### Assignment:
In the records below, find the line containing "What data populates"; restate it and every later line word for word, through the last.

[App and web page records]
++++++
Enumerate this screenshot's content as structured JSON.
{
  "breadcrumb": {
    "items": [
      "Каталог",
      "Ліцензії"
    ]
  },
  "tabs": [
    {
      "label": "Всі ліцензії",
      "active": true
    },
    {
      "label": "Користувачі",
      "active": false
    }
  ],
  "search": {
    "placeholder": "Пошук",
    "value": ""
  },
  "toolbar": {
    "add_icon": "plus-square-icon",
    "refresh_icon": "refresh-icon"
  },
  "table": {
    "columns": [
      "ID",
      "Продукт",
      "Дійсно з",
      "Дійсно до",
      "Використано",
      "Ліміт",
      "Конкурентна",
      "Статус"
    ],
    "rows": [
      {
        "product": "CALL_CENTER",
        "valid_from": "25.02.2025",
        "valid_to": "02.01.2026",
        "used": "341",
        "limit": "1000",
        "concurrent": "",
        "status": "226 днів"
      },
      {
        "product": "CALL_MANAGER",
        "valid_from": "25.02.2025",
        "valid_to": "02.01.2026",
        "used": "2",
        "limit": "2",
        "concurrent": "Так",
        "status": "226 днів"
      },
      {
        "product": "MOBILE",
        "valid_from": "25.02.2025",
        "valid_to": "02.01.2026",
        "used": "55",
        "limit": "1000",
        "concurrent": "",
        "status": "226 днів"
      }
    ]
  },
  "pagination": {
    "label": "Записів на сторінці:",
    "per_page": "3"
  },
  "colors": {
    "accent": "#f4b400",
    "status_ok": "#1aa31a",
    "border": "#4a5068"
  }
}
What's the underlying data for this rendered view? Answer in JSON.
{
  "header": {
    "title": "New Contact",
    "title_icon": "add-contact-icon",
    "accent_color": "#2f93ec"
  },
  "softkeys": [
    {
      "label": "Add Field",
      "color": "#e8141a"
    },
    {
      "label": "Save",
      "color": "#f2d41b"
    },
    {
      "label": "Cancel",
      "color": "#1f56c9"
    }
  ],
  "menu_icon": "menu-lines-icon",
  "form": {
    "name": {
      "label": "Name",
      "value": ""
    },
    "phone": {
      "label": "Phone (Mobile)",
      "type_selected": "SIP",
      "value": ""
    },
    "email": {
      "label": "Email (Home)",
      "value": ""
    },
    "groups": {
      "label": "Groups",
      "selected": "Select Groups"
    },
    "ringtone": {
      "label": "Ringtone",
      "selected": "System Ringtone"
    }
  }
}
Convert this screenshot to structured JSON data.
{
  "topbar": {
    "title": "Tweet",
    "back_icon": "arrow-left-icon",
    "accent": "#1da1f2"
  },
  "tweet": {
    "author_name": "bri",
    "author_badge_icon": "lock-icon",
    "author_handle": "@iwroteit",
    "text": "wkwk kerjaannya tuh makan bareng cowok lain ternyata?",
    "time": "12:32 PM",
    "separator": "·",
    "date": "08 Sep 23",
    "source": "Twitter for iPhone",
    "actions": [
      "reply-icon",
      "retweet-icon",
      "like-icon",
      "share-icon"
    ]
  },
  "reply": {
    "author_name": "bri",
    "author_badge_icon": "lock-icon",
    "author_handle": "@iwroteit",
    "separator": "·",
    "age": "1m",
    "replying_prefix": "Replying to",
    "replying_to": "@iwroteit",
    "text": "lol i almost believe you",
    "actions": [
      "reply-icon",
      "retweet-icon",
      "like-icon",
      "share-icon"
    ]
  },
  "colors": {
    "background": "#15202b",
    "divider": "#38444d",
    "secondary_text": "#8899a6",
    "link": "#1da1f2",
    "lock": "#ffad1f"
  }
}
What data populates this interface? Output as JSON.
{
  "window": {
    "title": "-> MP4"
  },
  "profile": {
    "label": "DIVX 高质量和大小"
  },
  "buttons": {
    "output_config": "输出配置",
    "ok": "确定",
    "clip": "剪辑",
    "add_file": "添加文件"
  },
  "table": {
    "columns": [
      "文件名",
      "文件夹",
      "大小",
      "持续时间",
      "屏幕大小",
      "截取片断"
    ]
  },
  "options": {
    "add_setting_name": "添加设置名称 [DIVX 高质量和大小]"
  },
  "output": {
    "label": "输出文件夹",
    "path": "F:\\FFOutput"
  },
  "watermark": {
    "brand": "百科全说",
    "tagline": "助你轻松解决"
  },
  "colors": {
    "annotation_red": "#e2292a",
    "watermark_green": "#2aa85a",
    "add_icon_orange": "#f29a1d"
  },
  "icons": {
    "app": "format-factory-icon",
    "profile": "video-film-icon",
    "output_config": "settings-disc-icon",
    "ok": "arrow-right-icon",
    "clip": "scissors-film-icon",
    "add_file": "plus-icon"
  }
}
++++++
### Task output:
What data populates this interface? Output as JSON.
{
  "window": {
    "title": "-> MP4"
  },
  "profile": {
    "label": "DIVX 高质量和大小"
  },
  "buttons": {
    "output_config": "输出配置",
    "ok": "确定",
    "clip": "剪辑",
    "add_file": "添加文件"
  },
  "table": {
    "columns": [
      "文件名",
      "文件夹",
      "大小",
      "持续时间",
      "屏幕大小",
      "截取片断"
    ]
  },
  "options": {
    "add_setting_name": "添加设置名称 [DIVX 高质量和大小]"
  },
  "output": {
    "label": "输出文件夹",
    "path": "F:\\FFOutput"
  },
  "watermark": {
    "brand": "百科全说",
    "tagline": "助你轻松解决"
  },
  "colors": {
    "annotation_red": "#e2292a",
    "watermark_green": "#2aa85a",
    "add_icon_orange": "#f29a1d"
  },
  "icons": {
    "app": "format-factory-icon",
    "profile": "video-film-icon",
    "output_config": "settings-disc-icon",
    "ok": "arrow-right-icon",
    "clip": "scissors-film-icon",
    "add_file": "plus-icon"
  }
}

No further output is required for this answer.